They also agreed to give the Wynwood Business Improvement District a three-month break on the cost of increased police and solid waste collection, worth about $247,000. The district plans to spend the savings on special events to attract customers back to the arts haven after a local outbreak of the Zika virus put a major dent in business.
“This would not be an advertising campaign,” Regalado said. “They want to create festivals, block parties and bring people back to Wynwood using that money.”
Along with the last-minute additions, there were 11th-hour reductions in the budget. For instance, in an Aug. 31 memo, Alfonso cut out a proposal to bring back a pension system for Miami’s elected officials.
“There was no political will,” budget director Chris Rose said before Tuesday’s hearing.
Also omitted from the budget: a series of sea-level-rise projects, like pumps and storm water upgrades, and a new police radio communication system for police and fire. Both would have been funded by a $275 million bond initiative rejected in July by commissioners.

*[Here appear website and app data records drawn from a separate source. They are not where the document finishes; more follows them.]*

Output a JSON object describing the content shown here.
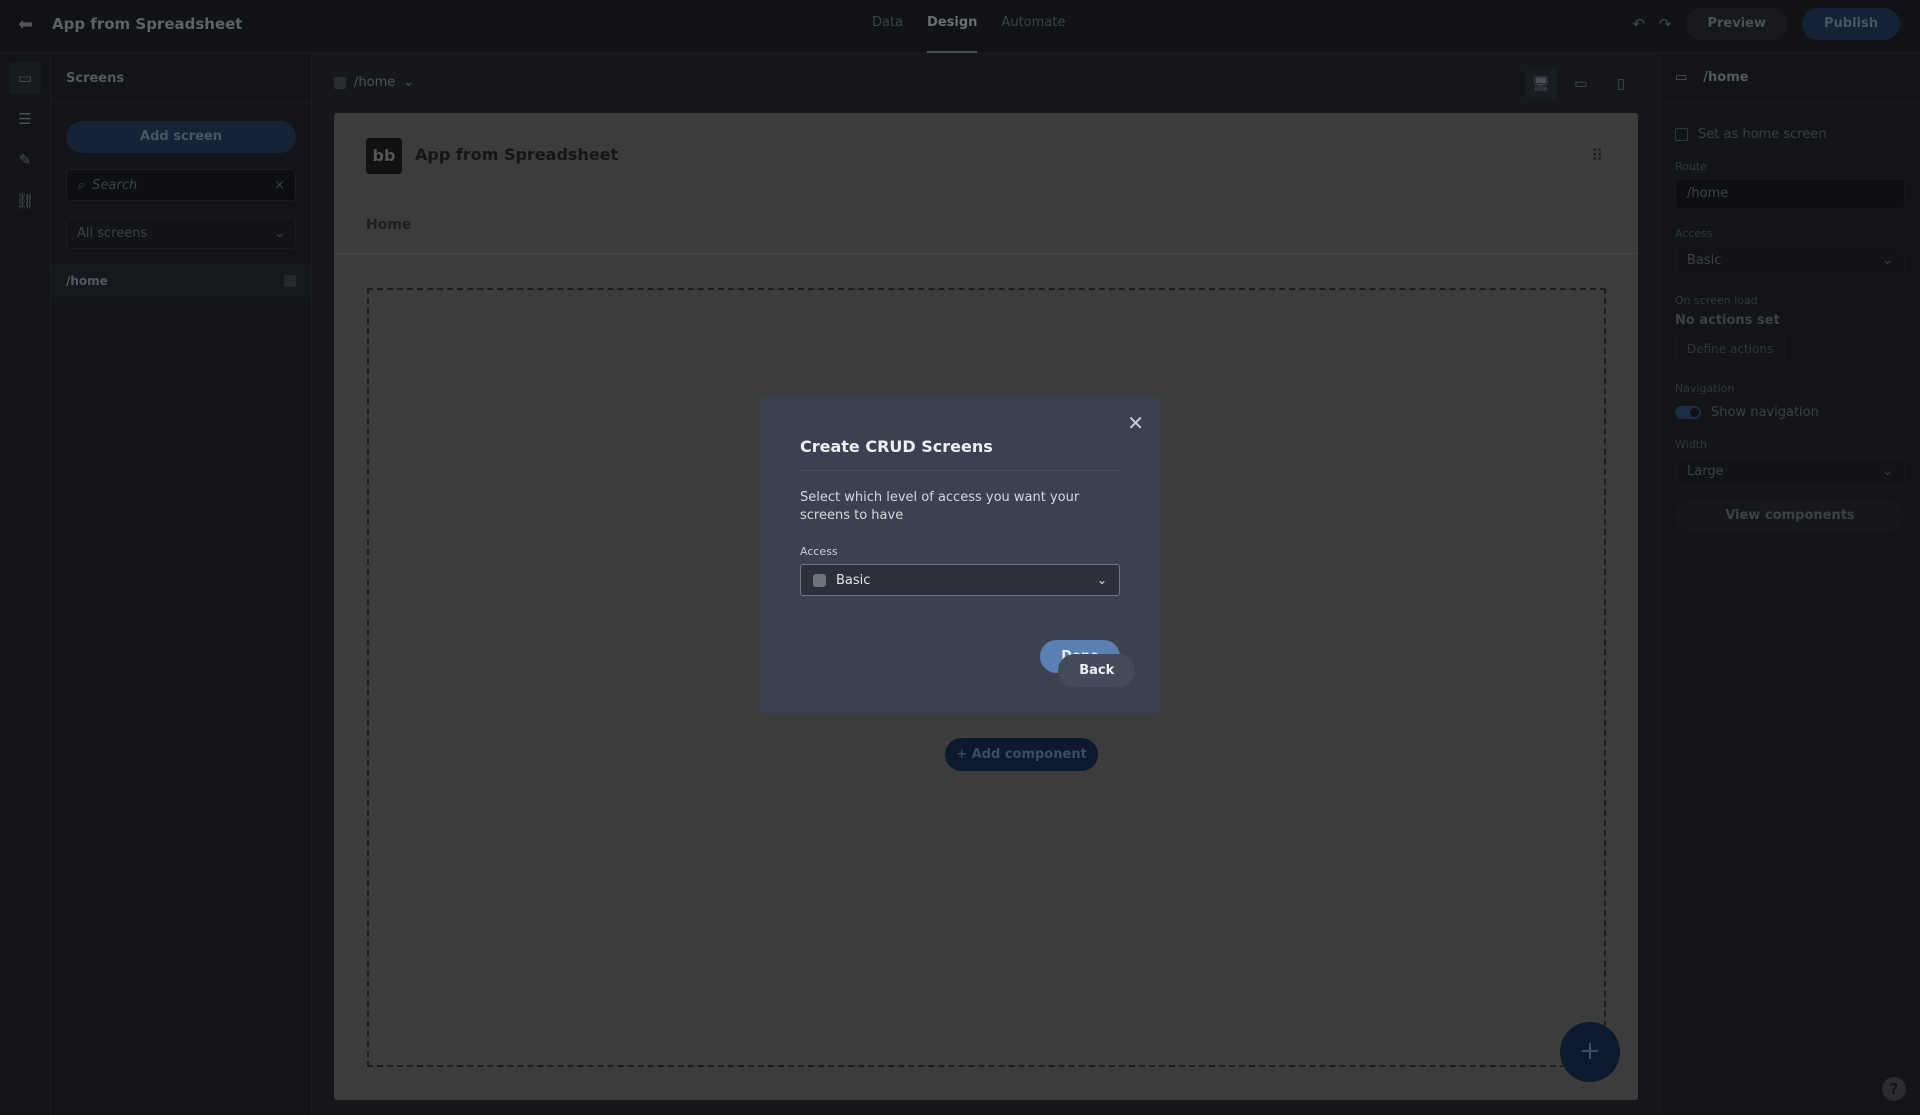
{
  "topbar": {
    "title": "App from Spreadsheet",
    "tabs": [
      "Data",
      "Design",
      "Automate"
    ],
    "active_tab": "Design",
    "preview": "Preview",
    "publish": "Publish"
  },
  "screens_panel": {
    "title": "Screens",
    "add_screen": "Add screen",
    "search_placeholder": "Search",
    "filter": "All screens",
    "items": [
      {
        "label": "/home"
      }
    ]
  },
  "canvas": {
    "breadcrumb": "/home",
    "app_title": "App from Spreadsheet",
    "logo": "bb",
    "nav_item": "Home",
    "add_component": "Add component"
  },
  "settings": {
    "title": "/home",
    "set_home": "Set as home screen",
    "route_label": "Route",
    "route_value": "/home",
    "access_label": "Access",
    "access_value": "Basic",
    "onload_label": "On screen load",
    "onload_value": "No actions set",
    "define_actions": "Define actions",
    "navigation_label": "Navigation",
    "show_navigation": "Show navigation",
    "show_navigation_on": true,
    "width_label": "Width",
    "width_value": "Large",
    "view_components": "View components"
  },
  "modal": {
    "title": "Create CRUD Screens",
    "description": "Select which level of access you want your screens to have",
    "access_label": "Access",
    "access_value": "Basic",
    "back": "Back",
    "done": "Done"
  },
  "colors": {
    "accent": "#5a80b4",
    "modal_bg": "#3b4151"
  }
}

Alfonso said the city is evaluating bids for new radios, and he expects to eventually bring forward a plan to finance a new system. As for new pumps and drains, he said the city’s options were limited, and best addressed after the city names a resiliency officer in the coming weeks.